Welcome to Race + IP ’21, race and intellectual property in crisis.
For this, the third conference on Race + IP, the organizers have chosen a theme appropriate to our current moment. Wendy Hui Kyong Chun observes that “crises are not accidental to a culture focused on safety, they are its raison d’être…each crisis is the motor and the end of control systems; each initially singular emergency is carefully saved, analyzed and codified. More profoundly and less obviously, crises and codes are complementary because they are both central to the emergence of what appears to be the antithesis of both automation and codes: user agency. Codes and crises together produce (the illusion of) mythical and mystical sovereign subjects who weld together norm with reality, word with action. Exceptional crises justify states of exception that undo the traditional democratic separation of executive and legislative branches.” Chun is writing about the Internet but four years of living under the Trump Administration make these same lessons painfully clear, as the boundaries between executive, legislative, and judicial blurred into a politics of white nationalist crisis. Crises justified regulation, usually of the nation’s most vulnerable. In the context of intellectual property, this manifested, among other ways, as the monopolization of medicine and vaccines, at the expense of Brown and Black people in the US and Global South. For our purposes at this conference, race and intellectual property in crisis describes both the functioning, or failure of functioning, of copyright, patent, trade secret, unfair competition, and trademark law during times of crisis as well as those bodies of law in crisis of purpose, ethics, and consequences.

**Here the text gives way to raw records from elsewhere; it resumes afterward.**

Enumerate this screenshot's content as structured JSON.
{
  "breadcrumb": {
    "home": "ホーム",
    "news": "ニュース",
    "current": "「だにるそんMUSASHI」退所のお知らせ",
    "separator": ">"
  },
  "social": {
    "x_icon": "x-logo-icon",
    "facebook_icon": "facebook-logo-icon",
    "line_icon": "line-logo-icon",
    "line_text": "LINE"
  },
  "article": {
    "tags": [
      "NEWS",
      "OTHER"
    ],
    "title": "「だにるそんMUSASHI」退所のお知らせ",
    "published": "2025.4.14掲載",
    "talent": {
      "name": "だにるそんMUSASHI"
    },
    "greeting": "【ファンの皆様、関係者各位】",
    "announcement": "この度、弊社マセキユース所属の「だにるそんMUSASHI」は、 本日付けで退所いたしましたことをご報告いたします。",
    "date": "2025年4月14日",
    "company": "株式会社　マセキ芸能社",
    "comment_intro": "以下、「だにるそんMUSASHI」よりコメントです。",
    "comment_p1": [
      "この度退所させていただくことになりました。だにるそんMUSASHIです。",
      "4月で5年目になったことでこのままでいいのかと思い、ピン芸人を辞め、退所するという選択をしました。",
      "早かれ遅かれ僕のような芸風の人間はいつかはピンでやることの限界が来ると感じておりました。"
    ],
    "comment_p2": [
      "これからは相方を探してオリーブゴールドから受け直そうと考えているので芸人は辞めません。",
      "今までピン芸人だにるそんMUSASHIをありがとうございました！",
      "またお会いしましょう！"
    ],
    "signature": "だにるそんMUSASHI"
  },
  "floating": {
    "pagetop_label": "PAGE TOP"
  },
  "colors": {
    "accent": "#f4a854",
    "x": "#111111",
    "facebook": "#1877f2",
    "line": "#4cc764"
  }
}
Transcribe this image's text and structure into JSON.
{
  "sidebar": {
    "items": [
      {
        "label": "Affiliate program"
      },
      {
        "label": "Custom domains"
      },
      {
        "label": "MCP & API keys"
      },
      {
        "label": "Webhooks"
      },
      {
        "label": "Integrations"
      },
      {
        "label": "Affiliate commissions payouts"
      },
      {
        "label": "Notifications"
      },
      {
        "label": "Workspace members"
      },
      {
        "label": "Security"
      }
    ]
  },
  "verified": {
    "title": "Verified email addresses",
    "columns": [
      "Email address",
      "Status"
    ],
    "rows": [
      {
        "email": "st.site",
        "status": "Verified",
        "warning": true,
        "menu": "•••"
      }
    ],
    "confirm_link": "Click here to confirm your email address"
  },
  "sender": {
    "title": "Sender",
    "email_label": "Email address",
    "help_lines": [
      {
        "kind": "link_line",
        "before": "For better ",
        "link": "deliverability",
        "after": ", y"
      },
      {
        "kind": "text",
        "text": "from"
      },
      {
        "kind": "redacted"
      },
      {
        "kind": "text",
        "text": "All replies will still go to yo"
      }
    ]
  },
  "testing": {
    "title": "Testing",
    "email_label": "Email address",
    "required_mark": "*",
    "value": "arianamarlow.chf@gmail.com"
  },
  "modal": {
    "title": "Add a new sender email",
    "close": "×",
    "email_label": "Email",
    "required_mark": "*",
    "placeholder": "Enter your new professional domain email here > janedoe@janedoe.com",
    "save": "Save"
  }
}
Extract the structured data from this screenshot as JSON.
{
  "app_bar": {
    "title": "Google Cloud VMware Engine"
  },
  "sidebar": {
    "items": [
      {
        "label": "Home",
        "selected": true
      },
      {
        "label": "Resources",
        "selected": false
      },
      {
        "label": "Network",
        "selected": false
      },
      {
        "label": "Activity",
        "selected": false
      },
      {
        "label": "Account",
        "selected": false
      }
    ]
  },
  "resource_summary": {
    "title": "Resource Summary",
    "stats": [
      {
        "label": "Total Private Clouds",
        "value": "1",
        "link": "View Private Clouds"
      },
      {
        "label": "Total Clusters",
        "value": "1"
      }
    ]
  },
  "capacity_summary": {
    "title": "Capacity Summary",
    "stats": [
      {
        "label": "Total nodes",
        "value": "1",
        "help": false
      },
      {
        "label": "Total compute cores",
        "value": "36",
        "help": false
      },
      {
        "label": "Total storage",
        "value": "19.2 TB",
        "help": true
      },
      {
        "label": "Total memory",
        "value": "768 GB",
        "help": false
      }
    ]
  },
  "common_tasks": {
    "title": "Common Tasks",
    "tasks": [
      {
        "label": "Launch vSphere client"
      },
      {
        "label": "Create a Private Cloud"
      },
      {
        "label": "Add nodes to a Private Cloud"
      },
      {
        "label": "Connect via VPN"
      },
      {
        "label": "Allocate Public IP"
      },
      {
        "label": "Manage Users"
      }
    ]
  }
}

The goal of the conference is two-fold: 1) to continue the conversations of past conferences around race and intellectual property, with focus on articulating the intersections of those areas and their continuing import and 2) explore the ways that intellectual property and race change in crisis, whether in the time of a pandemic, uprising, recession, or other catastrophe. This year’s speakers will attend to the ways that these crises unfold in intellectual property spaces and also how they are distributed unevenly across populations, in the Global North and Global South. This conference also endeavors to deepen engagement with intersectional identities, specifically the implications of sexism, heterosexism, ableism, classism, and so on in intellectual property. Because of global conditions at the moment, we have chosen an online format. Such a format better serves those who cannot travel or must manage their risk of contracting COVID-19 and offers an opportunity to highlight more scholars, with increasing attentiveness to the work of graduate students, junior faculty, and activists.
Though we are not gathering in the same space, the Race + IP Organizing Committee recognizes that histories of settler colonialism nonetheless mark the lands on which we all live and work. Our recognition reaffirms our commitment to supporting Indigenous rights and expresses our gratitude for all that these lands have provided. We have made a donation to the Native American Rights Fund (NARF) as a meaningful contribution to showing solidarity with Indigenous People across the US. We ask you to consider donating to this or another organization of your choice in order to materially support the project of decolonization.